There will come a time when my children no longer remember how we came to own a couple of guinea pigs. So, it seems only right that I should write a little something about it so it's not forgotten...although it's hardly the kind of story you pass down from generation to generation.
A couple of weeks ago, I was at one of Smunch's baseball games, trying to stay out of the blaring sun, when Gram arrived and told me that her friend, Mary, had found a guinea pig in her backyard. In fact, this guinea pig was so brazen that it wandered right into her house. But Mary and her husband didn't know what to do with a guinea pig and weren't williing to try picking it up. My mom had taken them a cat carrier with which to try to trap it. But, as far as I can tell, they didn't really try that either. I told my mom that if they caught it and couldn't find the owners that I'd take it before they gave it to Animal Services. Somehow that turned into the suggestion that I go over to Mary's and catch the rodent myself.
Now, I'll admit that as I drove over there I sort of wondered if it was actually a guinea pig at all. After all, people are forever misidentifying animals "in the wild"...or in the backyard. This critter was supposed to be living in the bush under their living room window. By the time I showed up, it had been there for three days.
Mam went with me and we camped out outside the bush. We peered in where we could, but couldn't see a thing in there. I put a little pile of carrots out in hopes of spotting the critter and we sat on the lawn and waited. Before too long, there was a suspicious rustling in the bush and moments later, a furry little face peered out. It was a guinea pig and it was cute, but skittish, with long, multi-colored hair.
In a long series of events, we managed to get the guinea pig in the carrier after about 45 minutes...using the classic trick of leaving a trail of carrots into the carrier and a string on the door with which to close it from a distance.

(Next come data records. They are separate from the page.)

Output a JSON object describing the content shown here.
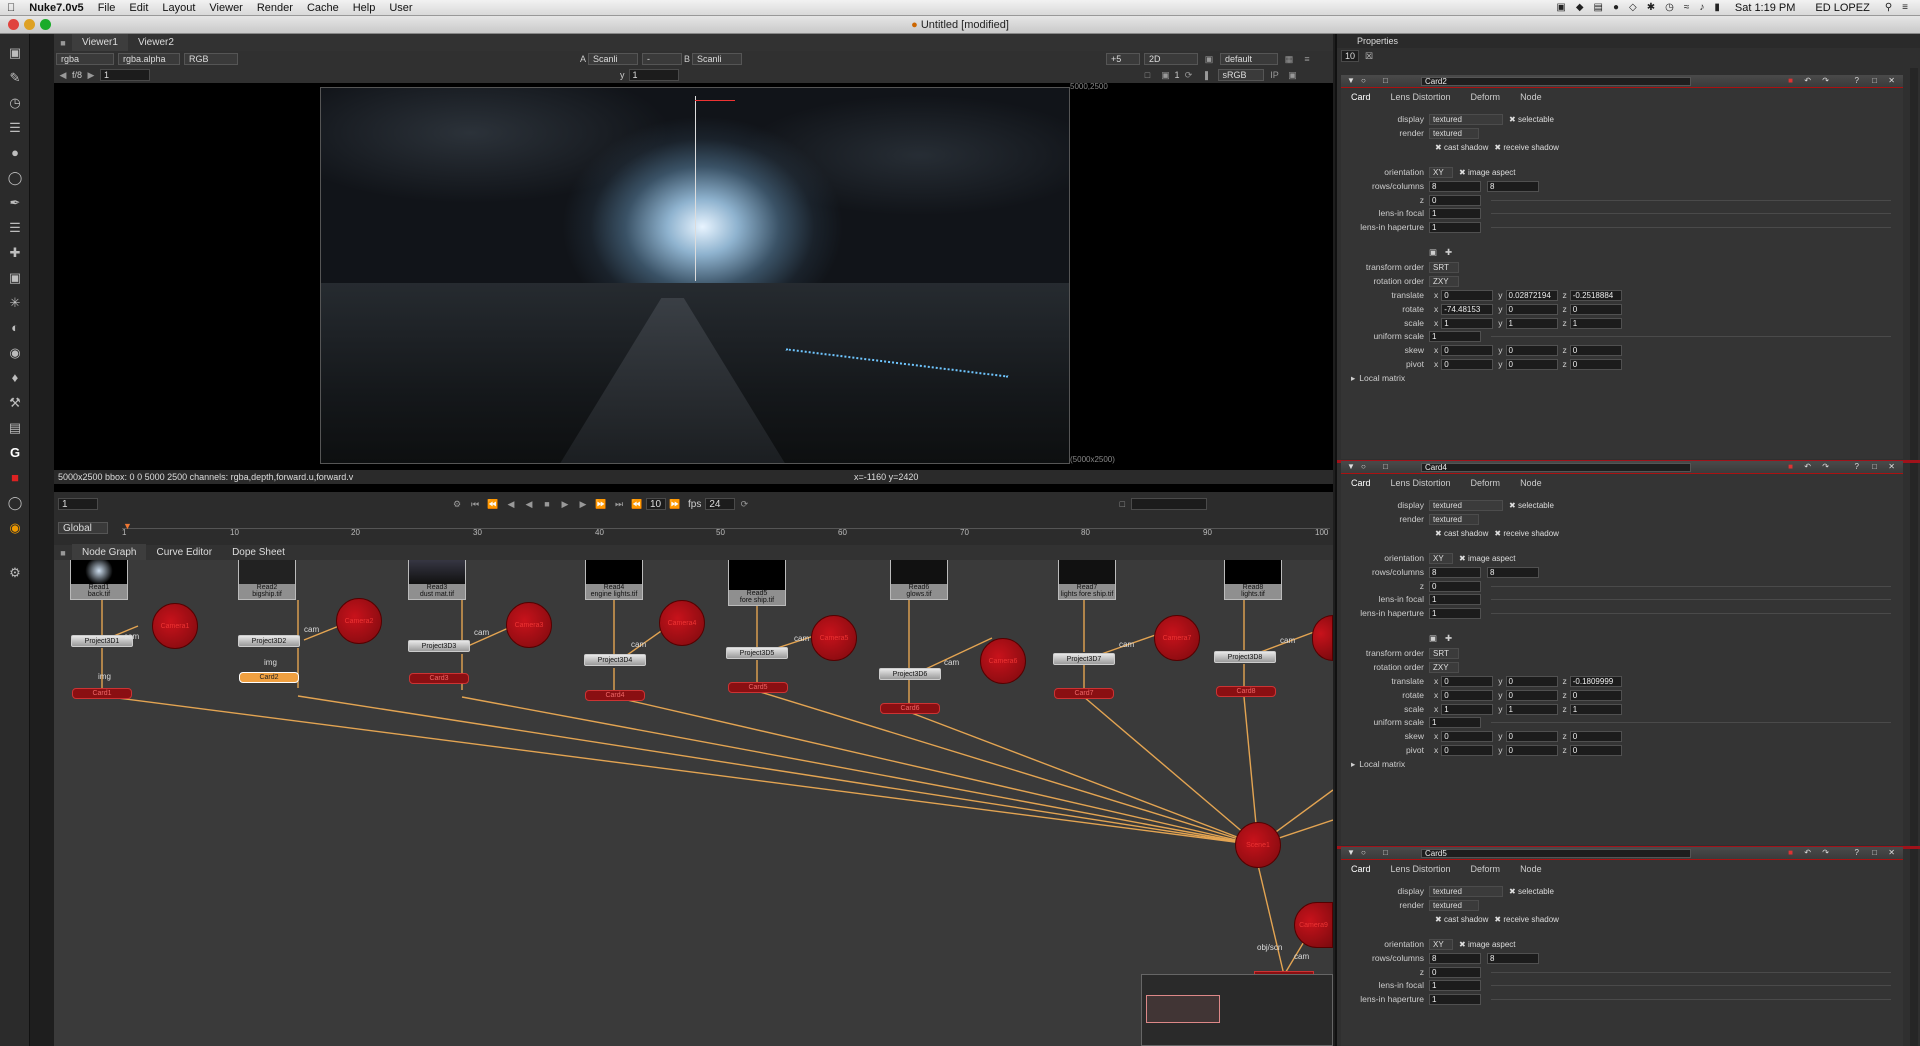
{
  "menubar": {
    "app": "Nuke7.0v5",
    "items": [
      "File",
      "Edit",
      "Layout",
      "Viewer",
      "Render",
      "Cache",
      "Help",
      "User"
    ],
    "clock": "Sat 1:19 PM",
    "user": "ED LOPEZ"
  },
  "window": {
    "title": "Untitled [modified]"
  },
  "viewer": {
    "tabs": [
      "Viewer1",
      "Viewer2"
    ],
    "channels": "rgba",
    "alpha": "rgba.alpha",
    "display": "RGB",
    "a_label": "A",
    "a_input": "Scanli",
    "a_dash": "-",
    "b_label": "B",
    "b_input": "Scanli",
    "zoom": "+5",
    "mode": "2D",
    "lut_default": "default",
    "fstop": "f/8",
    "frame": "1",
    "y_label": "y",
    "y_value": "1",
    "proxy": "1",
    "colorspace": "sRGB",
    "res_top": "5000,2500",
    "res_bottom": "(5000x2500)",
    "status": "5000x2500  bbox: 0 0 5000 2500  channels: rgba,depth,forward.u,forward.v",
    "coords": "x=-1160 y=2420"
  },
  "timeline": {
    "frame_field": "1",
    "step": "10",
    "fps_label": "fps",
    "fps": "24",
    "range": "Global",
    "ticks": [
      "1",
      "10",
      "20",
      "30",
      "40",
      "50",
      "60",
      "70",
      "80",
      "90",
      "100"
    ]
  },
  "nodegraph": {
    "tabs": [
      "Node Graph",
      "Curve Editor",
      "Dope Sheet"
    ],
    "reads": [
      {
        "name": "Read1",
        "file": "back.tif"
      },
      {
        "name": "Read2",
        "file": "bigship.tif"
      },
      {
        "name": "Read3",
        "file": "dust mat.tif"
      },
      {
        "name": "Read4",
        "file": "engine lights.tif"
      },
      {
        "name": "Read5",
        "file": "fore ship.tif"
      },
      {
        "name": "Read6",
        "file": "glows.tif"
      },
      {
        "name": "Read7",
        "file": "lights fore ship.tif"
      },
      {
        "name": "Read8",
        "file": "lights.tif"
      }
    ],
    "projects": [
      "Project3D1",
      "Project3D2",
      "Project3D3",
      "Project3D4",
      "Project3D5",
      "Project3D6",
      "Project3D7",
      "Project3D8"
    ],
    "cards": [
      "Card1",
      "Card2",
      "Card3",
      "Card4",
      "Card5",
      "Card6",
      "Card7",
      "Card8"
    ],
    "cameras": [
      "Camera1",
      "Camera2",
      "Camera3",
      "Camera4",
      "Camera5",
      "Camera6",
      "Camera7",
      "Camera8",
      "Camera9"
    ],
    "cam_label": "cam",
    "img_label": "img",
    "obj_label": "obj/scn",
    "scene": "Scene1"
  },
  "properties": {
    "title": "Properties",
    "max_panels": "10",
    "panels": [
      {
        "name": "Card2",
        "tabs": [
          "Card",
          "Lens Distortion",
          "Deform",
          "Node"
        ],
        "display": "textured",
        "selectable": "selectable",
        "render": "textured",
        "cast_shadow": "cast shadow",
        "receive_shadow": "receive shadow",
        "orientation": "XY",
        "image_aspect": "image aspect",
        "rows": "8",
        "columns": "8",
        "z": "0",
        "lens_focal": "1",
        "lens_haperture": "1",
        "transform_order": "SRT",
        "rotation_order": "ZXY",
        "translate": [
          "0",
          "0.02872194",
          "-0.2518884"
        ],
        "rotate": [
          "-74.48153",
          "0",
          "0"
        ],
        "scale": [
          "1",
          "1",
          "1"
        ],
        "uniform_scale": "1",
        "skew": [
          "0",
          "0",
          "0"
        ],
        "pivot": [
          "0",
          "0",
          "0"
        ],
        "local_matrix": "Local matrix"
      },
      {
        "name": "Card4",
        "tabs": [
          "Card",
          "Lens Distortion",
          "Deform",
          "Node"
        ],
        "display": "textured",
        "selectable": "selectable",
        "render": "textured",
        "cast_shadow": "cast shadow",
        "receive_shadow": "receive shadow",
        "orientation": "XY",
        "image_aspect": "image aspect",
        "rows": "8",
        "columns": "8",
        "z": "0",
        "lens_focal": "1",
        "lens_haperture": "1",
        "transform_order": "SRT",
        "rotation_order": "ZXY",
        "translate": [
          "0",
          "0",
          "-0.1809999"
        ],
        "rotate": [
          "0",
          "0",
          "0"
        ],
        "scale": [
          "1",
          "1",
          "1"
        ],
        "uniform_scale": "1",
        "skew": [
          "0",
          "0",
          "0"
        ],
        "pivot": [
          "0",
          "0",
          "0"
        ],
        "local_matrix": "Local matrix"
      },
      {
        "name": "Card5",
        "tabs": [
          "Card",
          "Lens Distortion",
          "Deform",
          "Node"
        ],
        "display": "textured",
        "selectable": "selectable",
        "render": "textured",
        "cast_shadow": "cast shadow",
        "receive_shadow": "receive shadow",
        "orientation": "XY",
        "image_aspect": "image aspect",
        "rows": "8",
        "columns": "8",
        "z": "0",
        "lens_focal": "1",
        "lens_haperture": "1"
      }
    ],
    "labels": {
      "display": "display",
      "render": "render",
      "orientation": "orientation",
      "rows_columns": "rows/columns",
      "z": "z",
      "lens_focal": "lens-in focal",
      "lens_haperture": "lens-in haperture",
      "transform_order": "transform order",
      "rotation_order": "rotation order",
      "translate": "translate",
      "rotate": "rotate",
      "scale": "scale",
      "uniform_scale": "uniform scale",
      "skew": "skew",
      "pivot": "pivot",
      "x": "x",
      "y": "y",
      "zc": "z"
    }
  }
}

So, now we had a guinea pig and we took it home with us. I quickly posted a query on our elementary school e-bulletin board asking if someone had a guinea pig cage I could take off their hands. And I was fortunate enough to find a great big cage...for free. The guinea pig, who we eventually named Roamer, was very, very happy to be back in a cage where someone would feed him hay, lettuce and oranges.
It took a couple days before we managed to put up signs in Mary's neighborhood (which is not our neighborhood). And a couple more days went by before we finally got a call from a family over there who'd been missing their guinea pig, Rooster, for two or three weeks. And they weren't particularly close to Mary's house either. Rooster must've had a grand adventure before being returned to his family.
Although we all got a little attached to the furry fellow, it was nice to see he had a good home with people who were thrilled to have him back. They even gave us some pictures of him to remember him by. Nice folks.
We sped off to Mam's soccer game, lunch and then straight to the pet store...to look at guinea pigs.
The first place we went had a number of guinea pigs. They were all part of a group of about 150 that were rescued from the home of a hoarder. They were mostly adults and all extremely skittish. It was hard to tell if a feral guinea pig or two would ever warm up to a couple of kids. Although both of the kids already had their hearts set on one of the piggies there, we headed to a more traditional pet store to see what they had.
They had little, young guinea pigs. They had cool markings. Mam picked out a very calm one with brown, orange and white. She seemed like a very sweet little piggy.Smunch had a pale calico one picked out, but the sales person couldn't catch her...a sign that maybe she wasn't going to be very calm at home either. We thought we'd check elsewhere, but the sales clerk said she was going to get a few more from the back. And oh, were they cute! Gavin picked one out right away and we took them both home with us.
At my suggestion, Smunch decided to name his guinea pig Rita.I thought it was funny that he accepted that suggestion...which came from the name on a random e-mail in my inbox. I didn't even know the Rita who sent the e-mail. Mam temporarily named her guinea pig Mocha, although the next day, her name was Butterscotch. I liked the idea that they'd be named after two of my favorite drinks, but I figured having one named something purely kid-like was really more appropriate. Butterscotch remained sweet and calm while Rita was a total spaz who sprinted laps around the cage at unpredictable moments.Now, what we learned a couple of days later is that you don't want to pick out the super calm, sweet guinea pig. Because it means she's not healthy. And I found myself taking our new guinea pig to the VET on Halloween night, where she was promptly diagnosed with Bordetella...otherwise known as kennel cough...and given a prescription for Baytril. She really wasn't very well, her sides heaving and looking pretty depressed. The vet warned me that she might not survive. Bordetella can be really hard on guinea pigs. And, of course, it's very contagious.So, Rita made her own trip to the vet last night as soon as we spotted symptoms. Her eyes were a little crusty and she'd stopped sprinting around the cage. She seemed a little bummed, herself.
These have become very expensive little rodents. But Butterscotch appears for all the world to be on the mend and after a day of medication, Rita's pretty much back to her old self. Mam is smitten.Smunch likes them but the novelty seems to be wearing off already. They're funny, squeaky little critters and I'm kinda looking forward to having them around...